• **EXERCISE AIM**: The reply should give back every entry exactly as written.

(EXCERPTED RECORDS Opens)

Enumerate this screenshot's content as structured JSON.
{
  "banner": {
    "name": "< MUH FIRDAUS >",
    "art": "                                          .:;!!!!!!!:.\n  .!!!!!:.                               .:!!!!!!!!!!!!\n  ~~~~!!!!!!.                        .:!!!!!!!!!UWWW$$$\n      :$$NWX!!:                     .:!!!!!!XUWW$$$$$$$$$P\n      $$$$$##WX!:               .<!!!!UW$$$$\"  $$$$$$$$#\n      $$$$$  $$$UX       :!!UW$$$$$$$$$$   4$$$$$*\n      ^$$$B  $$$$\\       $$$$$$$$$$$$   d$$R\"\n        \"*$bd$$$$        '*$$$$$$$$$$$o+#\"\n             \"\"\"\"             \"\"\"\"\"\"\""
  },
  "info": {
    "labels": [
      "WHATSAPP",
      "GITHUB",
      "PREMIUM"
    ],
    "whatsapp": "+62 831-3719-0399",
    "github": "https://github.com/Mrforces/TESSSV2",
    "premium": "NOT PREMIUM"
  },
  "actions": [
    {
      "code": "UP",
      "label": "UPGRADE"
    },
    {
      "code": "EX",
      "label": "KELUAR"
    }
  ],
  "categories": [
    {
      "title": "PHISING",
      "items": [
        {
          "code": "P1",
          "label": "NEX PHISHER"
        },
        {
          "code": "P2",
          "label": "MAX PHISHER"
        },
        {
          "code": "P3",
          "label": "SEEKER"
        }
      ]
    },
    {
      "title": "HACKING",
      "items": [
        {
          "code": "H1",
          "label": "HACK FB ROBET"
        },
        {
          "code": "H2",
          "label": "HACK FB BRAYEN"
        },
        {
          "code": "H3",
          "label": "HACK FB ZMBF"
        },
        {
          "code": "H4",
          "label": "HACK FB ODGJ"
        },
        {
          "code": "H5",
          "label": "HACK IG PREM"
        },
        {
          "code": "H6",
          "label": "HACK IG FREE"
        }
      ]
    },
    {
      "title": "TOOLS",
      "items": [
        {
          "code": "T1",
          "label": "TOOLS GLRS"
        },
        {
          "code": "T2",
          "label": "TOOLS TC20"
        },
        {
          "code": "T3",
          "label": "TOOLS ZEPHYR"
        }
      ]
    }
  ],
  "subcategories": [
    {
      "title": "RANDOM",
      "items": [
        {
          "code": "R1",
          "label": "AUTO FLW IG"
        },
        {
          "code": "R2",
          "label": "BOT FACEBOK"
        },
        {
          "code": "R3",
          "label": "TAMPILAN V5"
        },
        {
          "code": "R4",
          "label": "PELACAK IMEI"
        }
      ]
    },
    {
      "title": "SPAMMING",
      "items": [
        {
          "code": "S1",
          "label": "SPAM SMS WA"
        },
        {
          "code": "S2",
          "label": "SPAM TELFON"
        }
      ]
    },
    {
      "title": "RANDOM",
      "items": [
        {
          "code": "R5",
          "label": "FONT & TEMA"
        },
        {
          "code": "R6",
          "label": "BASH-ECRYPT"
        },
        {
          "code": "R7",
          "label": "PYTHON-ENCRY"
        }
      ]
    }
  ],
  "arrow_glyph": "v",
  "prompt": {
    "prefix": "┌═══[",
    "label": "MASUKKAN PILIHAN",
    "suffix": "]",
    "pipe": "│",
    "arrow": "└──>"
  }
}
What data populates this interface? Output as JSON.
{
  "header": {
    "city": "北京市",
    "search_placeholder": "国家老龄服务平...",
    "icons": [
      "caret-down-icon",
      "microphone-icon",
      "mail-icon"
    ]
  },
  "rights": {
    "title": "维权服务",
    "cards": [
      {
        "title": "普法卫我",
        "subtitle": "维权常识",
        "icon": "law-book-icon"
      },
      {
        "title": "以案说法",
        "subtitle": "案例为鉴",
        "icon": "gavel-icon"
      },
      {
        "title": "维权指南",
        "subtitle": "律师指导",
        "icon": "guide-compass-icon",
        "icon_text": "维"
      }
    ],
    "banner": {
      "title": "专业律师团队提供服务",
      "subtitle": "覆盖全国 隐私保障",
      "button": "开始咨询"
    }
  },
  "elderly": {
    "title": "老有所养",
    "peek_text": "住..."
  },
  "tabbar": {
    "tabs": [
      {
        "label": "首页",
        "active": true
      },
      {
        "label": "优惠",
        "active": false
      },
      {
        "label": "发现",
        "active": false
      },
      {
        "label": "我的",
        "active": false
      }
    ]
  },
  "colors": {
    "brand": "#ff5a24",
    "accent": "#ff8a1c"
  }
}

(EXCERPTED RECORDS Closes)

• **RESPONSE TO THIS EXERCISE**:
Enumerate this screenshot's content as structured JSON.
{
  "banner": {
    "name": "< MUH FIRDAUS >",
    "art": "                                          .:;!!!!!!!:.\n  .!!!!!:.                               .:!!!!!!!!!!!!\n  ~~~~!!!!!!.                        .:!!!!!!!!!UWWW$$$\n      :$$NWX!!:                     .:!!!!!!XUWW$$$$$$$$$P\n      $$$$$##WX!:               .<!!!!UW$$$$\"  $$$$$$$$#\n      $$$$$  $$$UX       :!!UW$$$$$$$$$$   4$$$$$*\n      ^$$$B  $$$$\\       $$$$$$$$$$$$   d$$R\"\n        \"*$bd$$$$        '*$$$$$$$$$$$o+#\"\n             \"\"\"\"             \"\"\"\"\"\"\""
  },
  "info": {
    "labels": [
      "WHATSAPP",
      "GITHUB",
      "PREMIUM"
    ],
    "whatsapp": "+62 831-3719-0399",
    "github": "https://github.com/Mrforces/TESSSV2",
    "premium": "NOT PREMIUM"
  },
  "actions": [
    {
      "code": "UP",
      "label": "UPGRADE"
    },
    {
      "code": "EX",
      "label": "KELUAR"
    }
  ],
  "categories": [
    {
      "title": "PHISING",
      "items": [
        {
          "code": "P1",
          "label": "NEX PHISHER"
        },
        {
          "code": "P2",
          "label": "MAX PHISHER"
        },
        {
          "code": "P3",
          "label": "SEEKER"
        }
      ]
    },
    {
      "title": "HACKING",
      "items": [
        {
          "code": "H1",
          "label": "HACK FB ROBET"
        },
        {
          "code": "H2",
          "label": "HACK FB BRAYEN"
        },
        {
          "code": "H3",
          "label": "HACK FB ZMBF"
        },
        {
          "code": "H4",
          "label": "HACK FB ODGJ"
        },
        {
          "code": "H5",
          "label": "HACK IG PREM"
        },
        {
          "code": "H6",
          "label": "HACK IG FREE"
        }
      ]
    },
    {
      "title": "TOOLS",
      "items": [
        {
          "code": "T1",
          "label": "TOOLS GLRS"
        },
        {
          "code": "T2",
          "label": "TOOLS TC20"
        },
        {
          "code": "T3",
          "label": "TOOLS ZEPHYR"
        }
      ]
    }
  ],
  "subcategories": [
    {
      "title": "RANDOM",
      "items": [
        {
          "code": "R1",
          "label": "AUTO FLW IG"
        },
        {
          "code": "R2",
          "label": "BOT FACEBOK"
        },
        {
          "code": "R3",
          "label": "TAMPILAN V5"
        },
        {
          "code": "R4",
          "label": "PELACAK IMEI"
        }
      ]
    },
    {
      "title": "SPAMMING",
      "items": [
        {
          "code": "S1",
          "label": "SPAM SMS WA"
        },
        {
          "code": "S2",
          "label": "SPAM TELFON"
        }
      ]
    },
    {
      "title": "RANDOM",
      "items": [
        {
          "code": "R5",
          "label": "FONT & TEMA"
        },
        {
          "code": "R6",
          "label": "BASH-ECRYPT"
        },
        {
          "code": "R7",
          "label": "PYTHON-ENCRY"
        }
      ]
    }
  ],
  "arrow_glyph": "v",
  "prompt": {
    "prefix": "┌═══[",
    "label": "MASUKKAN PILIHAN",
    "suffix": "]",
    "pipe": "│",
    "arrow": "└──>"
  }
}
What data populates this interface? Output as JSON.
{
  "header": {
    "city": "北京市",
    "search_placeholder": "国家老龄服务平...",
    "icons": [
      "caret-down-icon",
      "microphone-icon",
      "mail-icon"
    ]
  },
  "rights": {
    "title": "维权服务",
    "cards": [
      {
        "title": "普法卫我",
        "subtitle": "维权常识",
        "icon": "law-book-icon"
      },
      {
        "title": "以案说法",
        "subtitle": "案例为鉴",
        "icon": "gavel-icon"
      },
      {
        "title": "维权指南",
        "subtitle": "律师指导",
        "icon": "guide-compass-icon",
        "icon_text": "维"
      }
    ],
    "banner": {
      "title": "专业律师团队提供服务",
      "subtitle": "覆盖全国 隐私保障",
      "button": "开始咨询"
    }
  },
  "elderly": {
    "title": "老有所养",
    "peek_text": "住..."
  },
  "tabbar": {
    "tabs": [
      {
        "label": "首页",
        "active": true
      },
      {
        "label": "优惠",
        "active": false
      },
      {
        "label": "发现",
        "active": false
      },
      {
        "label": "我的",
        "active": false
      }
    ]
  },
  "colors": {
    "brand": "#ff5a24",
    "accent": "#ff8a1c"
  }
}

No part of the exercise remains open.